Issue 31

H.F.S.G. Pereira et alii, Frattura ed Integrità Strutturale, 31 (2015) 54-66; DOI: 10.3221/IGF-ESIS.31.05 54 Numerical simulation of galvanized rebars pullout H.F.S.G. Pereira Engineering Department, School of Science and Technology, University of Trás-os-Montes e Alto Douro, Quinta de Prados, 5001-801 Vila Real, Portugal. IDMEC, Pólo FEUP, Rua Dr. Roberto Frias, 4200-465 Porto, Portugal V.M.C.F. Cunha, J. Sena-Cruz Department of Civil Engineering, School of Engineering, University of Minho 4800-058 Guimarães, Portugal. ISISE, University of Minho 4800-058 Guimarães, Portugal A BSTRACT . The usage of rebars in construction is the most common method for reinforcing plain concrete and thus bridging the tensile stresses along the concrete crack surfaces. Usually design codes for modelling the bond behaviour of rebars and concrete suggest a local bond stress – slip relationship that comprises distinct reinforcement mechanisms, such as adhesion, friction and mechanical anchorage.

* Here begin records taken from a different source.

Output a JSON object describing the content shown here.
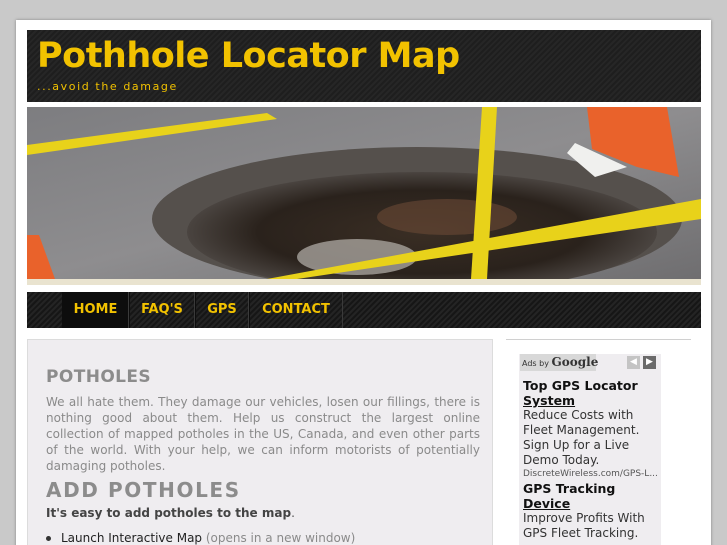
{
  "header": {
    "title": "Pothhole Locator Map",
    "tagline": "...avoid the damage"
  },
  "nav": {
    "items": [
      {
        "label": "HOME"
      },
      {
        "label": "FAQ'S"
      },
      {
        "label": "GPS"
      },
      {
        "label": "CONTACT"
      }
    ]
  },
  "main": {
    "heading": "POTHOLES",
    "intro": "We all hate them. They damage our vehicles, losen our fillings, there is nothing good about them. Help us construct the largest online collection of mapped potholes in the US, Canada, and even other parts of the world. With your help, we can inform motorists of potentially damaging potholes.",
    "add_heading": "ADD POTHOLES",
    "easy_text": "It's easy to add potholes to the map",
    "easy_period": ".",
    "list": [
      {
        "link": "Launch Interactive Map",
        "note": " (opens in a new window)"
      }
    ]
  },
  "ads": {
    "label_prefix": "Ads by",
    "label_brand": "Google",
    "items": [
      {
        "title_line1": "Top GPS Locator",
        "title_line2": "System",
        "desc": "Reduce Costs with Fleet Management. Sign Up for a Live Demo Today.",
        "url": "DiscreteWireless.com/GPS-L..."
      },
      {
        "title_line1": "GPS Tracking",
        "title_line2": "Device",
        "desc": "Improve Profits With GPS Fleet Tracking.",
        "url": ""
      }
    ]
  },
  "colors": {
    "accent": "#f2c200",
    "header_bg": "#1e1e1e",
    "content_bg": "#efedf0"
  }
}
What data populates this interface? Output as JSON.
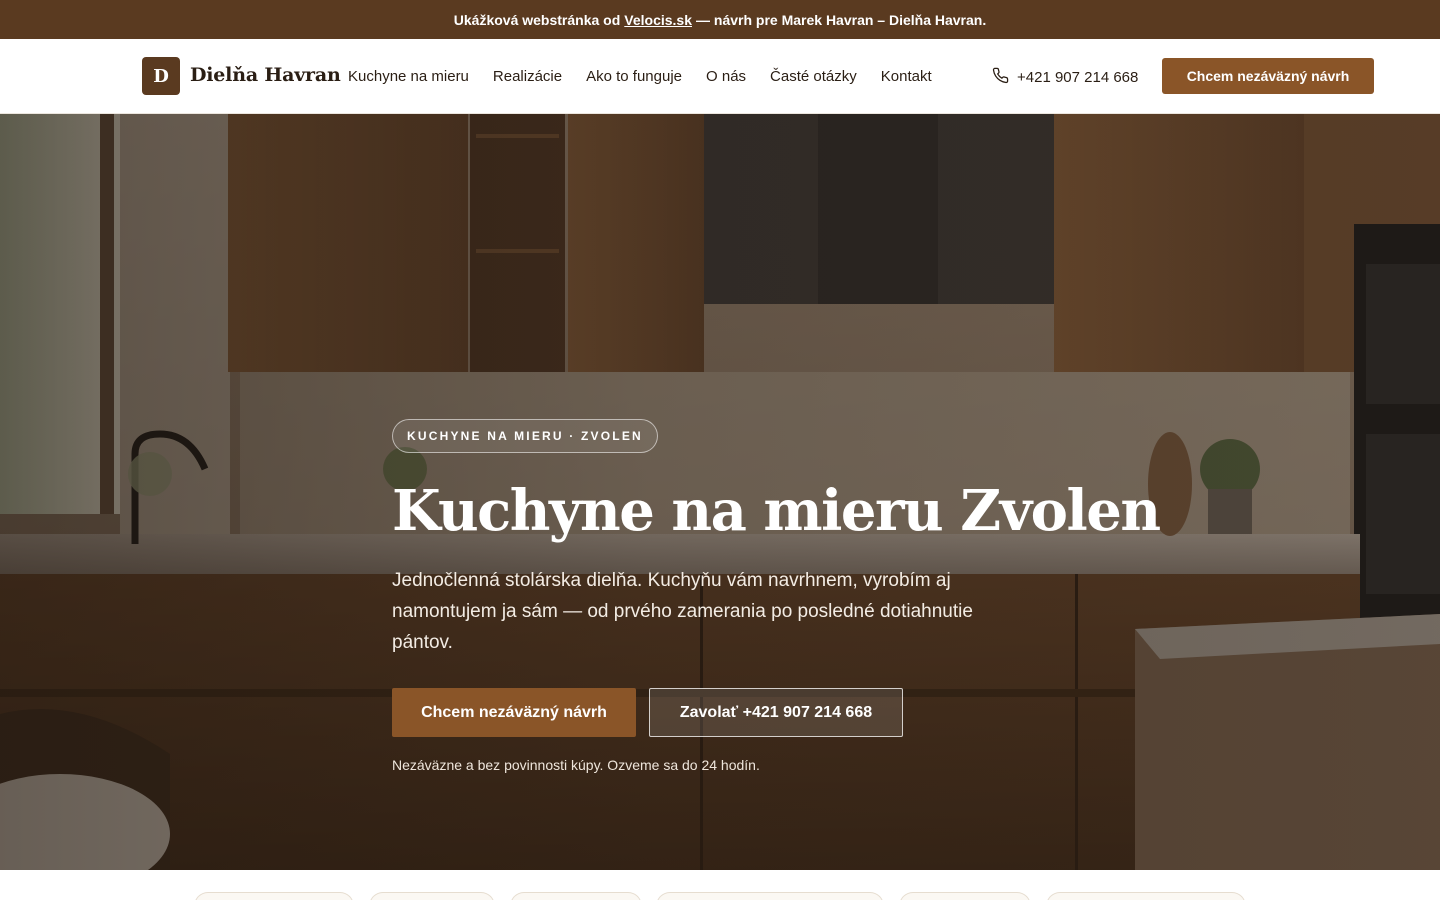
{
  "banner": {
    "prefix": "Ukážková webstránka od",
    "link": "Velocis.sk",
    "suffix": "— návrh pre Marek Havran – Dielňa Havran."
  },
  "header": {
    "logo_letter": "D",
    "logo_text": "Dielňa Havran",
    "nav": [
      {
        "label": "Kuchyne na mieru"
      },
      {
        "label": "Realizácie"
      },
      {
        "label": "Ako to funguje"
      },
      {
        "label": "O nás"
      },
      {
        "label": "Časté otázky"
      },
      {
        "label": "Kontakt"
      }
    ],
    "phone": "+421 907 214 668",
    "phone_icon": "phone-icon",
    "cta": "Chcem nezáväzný návrh"
  },
  "hero": {
    "eyebrow": "KUCHYNE NA MIERU · ZVOLEN",
    "title": "Kuchyne na mieru Zvolen",
    "subtitle": "Jednočlenná stolárska dielňa. Kuchyňu vám navrhnem, vyrobím aj namontujem ja sám — od prvého zamerania po posledné dotiahnutie pántov.",
    "primary_button": "Chcem nezáväzný návrh",
    "secondary_button": "Zavolať +421 907 214 668",
    "note": "Nezáväzne a bez povinnosti kúpy. Ozveme sa do 24 hodín."
  },
  "colors": {
    "brand_dark": "#5a3a20",
    "accent": "#8a5528",
    "background": "#f6f1ea"
  }
}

In this work, numerical simulations of pullout tests were performed using the finite element method framework. The interaction between rebar and concrete was modelled using cohesive elements. Distinct local bond laws were used and compared with ones proposed by the Model Code 2010. Finally an attempt was made to model the geometry of the rebar ribs in conjunction with a material damaged plasticity model for concrete. K EYWORDS . Pullout Test; Local Bond; Damage; Finite Element Method. I NTRODUCTION he first works associated to the study of the adherence between concrete and steel rebars, probably, were carried out by Considère in the end of the XIX century [1, 2]. After the latter works, several others were carried out regarding the experimental study of the bond between concrete and rebars, with special incidence in the decades of 70, 80 and 90 of the past century [3 - 19]. Within the two last decades, some numerical works about the bond behaviour between concrete and rebars were carried out, some with special incidence on the behaviour associated to pullout tests, e.g. [20 - 23], and others related to the bond behaviour in structural elements, e.g. [24]. Reinforced concrete can be regarded as a composite material made up of two components (steel and concrete) with rather distinct mechanical and physical properties. In general, due to the external loads applied to a structural concrete element will arise a certain stress field, being the tensile stresses after cracking bridged by the reinforcing rebars due to the bond mechanisms developed at the rebar / matrix interface. “Bond stresses” is the designation ascribed to the shear stresses that arise at the rebar / concrete interface. This bond stresses, when efficiently mobilized, enable the two materials to behave as a composite material. In concrete reinforced structures, the bond between the distinct components of the reinforced concrete member has a primordial role on the overall behaviour and if neglected can lead to poor structural T